Chef Lee, you mentioned that your father took you to dim sum as a kid and it was a bonding experience, but do you remember the first time it struck you looking back, that food was providing a deeper connection to your family?

It was when my family & I were travelling in Thailand. I was making baby food from scratch at the time and I needed a kitchen. I was cooking in the hotel’s kitchen with all of these Thai women & mothers sharing recipes and tips. Knowing that what I produce with my hands feeds and nourishes my family brings me a deep feeling of comfort. It’s a way of providing that I’m grateful for.

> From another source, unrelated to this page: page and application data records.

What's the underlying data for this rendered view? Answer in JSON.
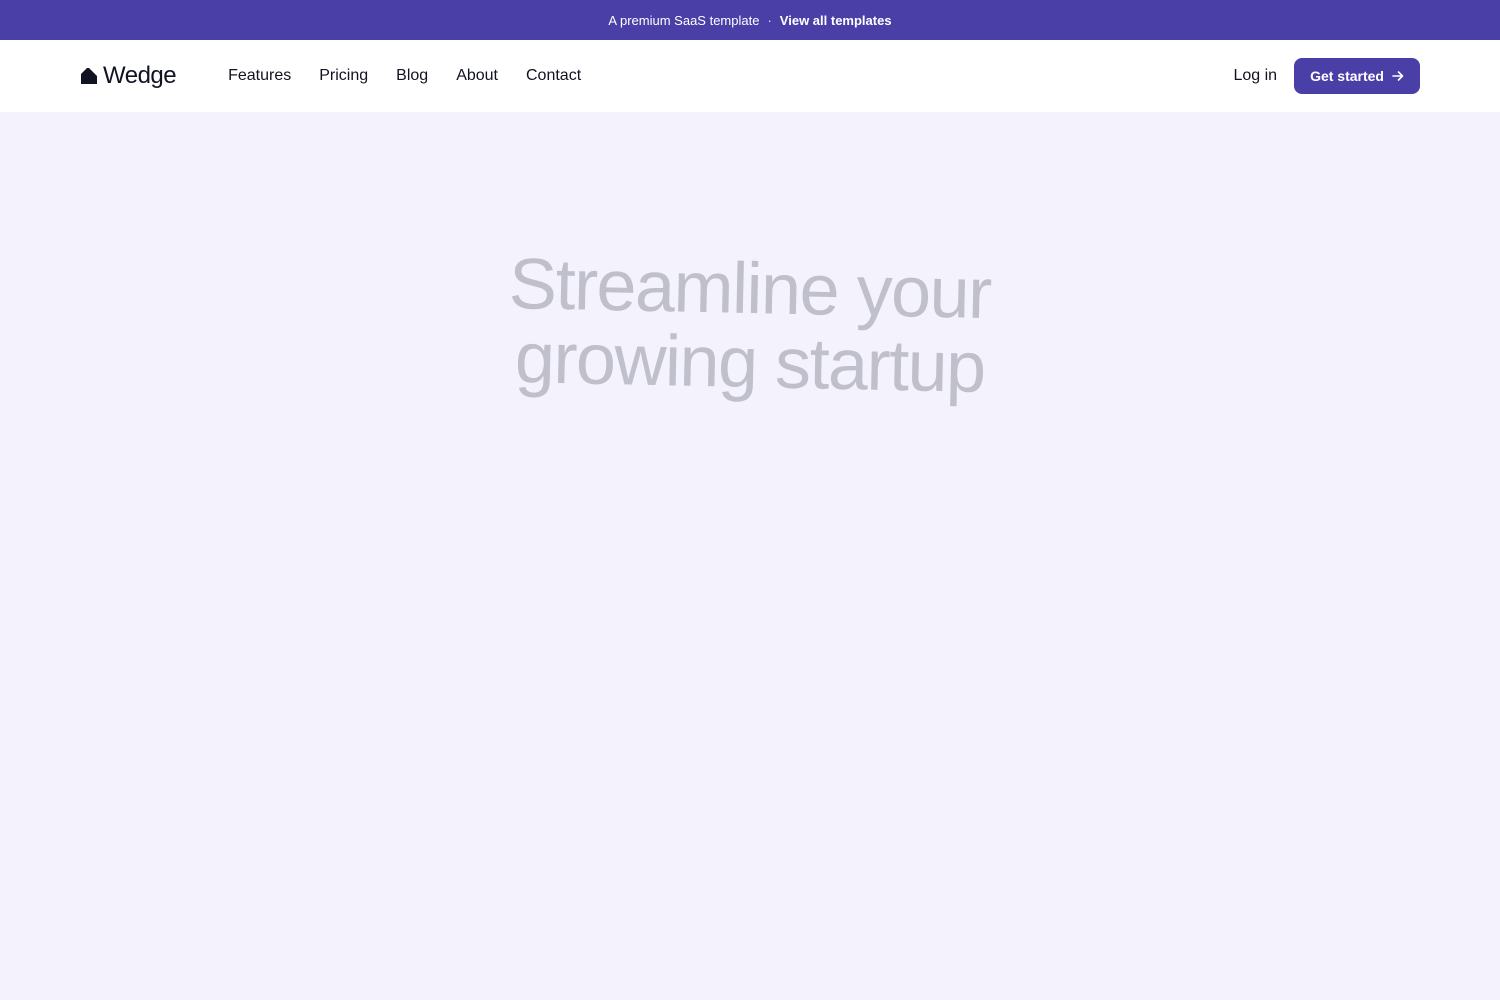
{
  "announcement": {
    "text": "A premium SaaS template",
    "separator": "·",
    "link_label": "View all templates"
  },
  "header": {
    "logo_text": "Wedge",
    "nav": [
      {
        "label": "Features"
      },
      {
        "label": "Pricing"
      },
      {
        "label": "Blog"
      },
      {
        "label": "About"
      },
      {
        "label": "Contact"
      }
    ],
    "login_label": "Log in",
    "cta_label": "Get started"
  },
  "hero": {
    "title_line1": "Streamline your",
    "title_line2": "growing startup"
  },
  "icons": {
    "logo": "wedge-logo-icon",
    "cta_arrow": "arrow-right-icon"
  },
  "colors": {
    "brand": "#4a3fa6",
    "background": "#f4f3fd",
    "hero_text": "#bfc0cc",
    "nav_text": "#111322"
  }
}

Now that they’re all grown up, we cook together & share meals out often. Food connects people & I’m lucky my kids like to eat!

Did you find you learned much of your palate through family and heritage or that you’ve had to forge your own palate?

Through and through, I am Chinese and so is my palate. I do have a great palate for other cultures and deep desire to travel and learn about those cultures. It’s been a journey of both forging my own palate—which is obvious in my signature fusion style—but I think I was born with it just as much as I have searched for it.

Do you remember how food or cooking opened up your relationship with your own sons? A first eating experience with them you found memorable, for example?

Growing up, the boys always wanted world food. But there was one day when they were around 10-12 years old and they asked me to cook them Chinese food, specifically a Chinese omelet with bean sprouts. It warmed my heart that they wanted food from my childhood, it was a really nice moment.

Is there an heirloom recipe you’ve shared with your sons?

My mother was a very busy working mother and actually a terrible cook. So, as much as we all love her, it’s not really a surprise that I don’t have fond memories of her meals! I became a chef because of this, and didn’t take any of her recipes to pass on to my kids... they will thank me one day!!

What excites you about the future and upcoming generation of Asian food curation, chefs and taste makers?

It’s exciting to see how much young people love food but also how they engage with it. There are vlogs, blogs & podcasts about food. My sons are using a different platform, their YouTube videos, to share their experience. It’s very advanced, I don’t really understand it but I’m so proud that they’ve found their voices!

Do you aspire to become restauranteurs like your dad or is fooding just a part of the bigger lifestyle project you guys are authoring today?

Kai: I think we’ll always be restaurateurs. We are always thinking of food as a business, as a way to service people. When we’re travelling and trying new restaurants, we’re basically doing research on ways to look at restaurants in a different way. We’re looking for ways to improve our own craft, for our next project, even if it’s not a full service sit down restaurant. For example, we just opened a quick service restaurant called Kid Lee- in the financial district in Toronto- and we’re looking at ways & places to expand. Like Chef said (yes, sometimes we call him Chef too!) the food world is evolving & it’s our generation that’s spearheading that shift!

Who’s the better cook/chef between the brothers?

Levi: Definitely Kai- he’s more adventurous in the kitchen and has a creative eye for designing dishes which he gets from our dad. But he’s such a picky eater- if there was a contest- I’d be the better eater.

What’s the best part of working with family? The worst?

Levi: The best part about working with family is seeing them so much. In a city as busy as Toronto, it’s nice to be working with people you trust and respect and get to collaborate with them on things you are passionate about. The worst part is probably the fact that there is little separation between work and play. It’s often during our Sunday family dinners and vacations that we end up talking shop.

Best thing you’ve cooked for family? 

Kai: I once made a rigatoni dish for my family they loved so much they put it on the menu at the restaurant!

LUCKYRICE is honored to have Chef Lee and his sons Levi, Kai and Jet host our Los Angeles #LUCKYRICE18 “Breaking Bao Intergenerational Feast” on July 26th.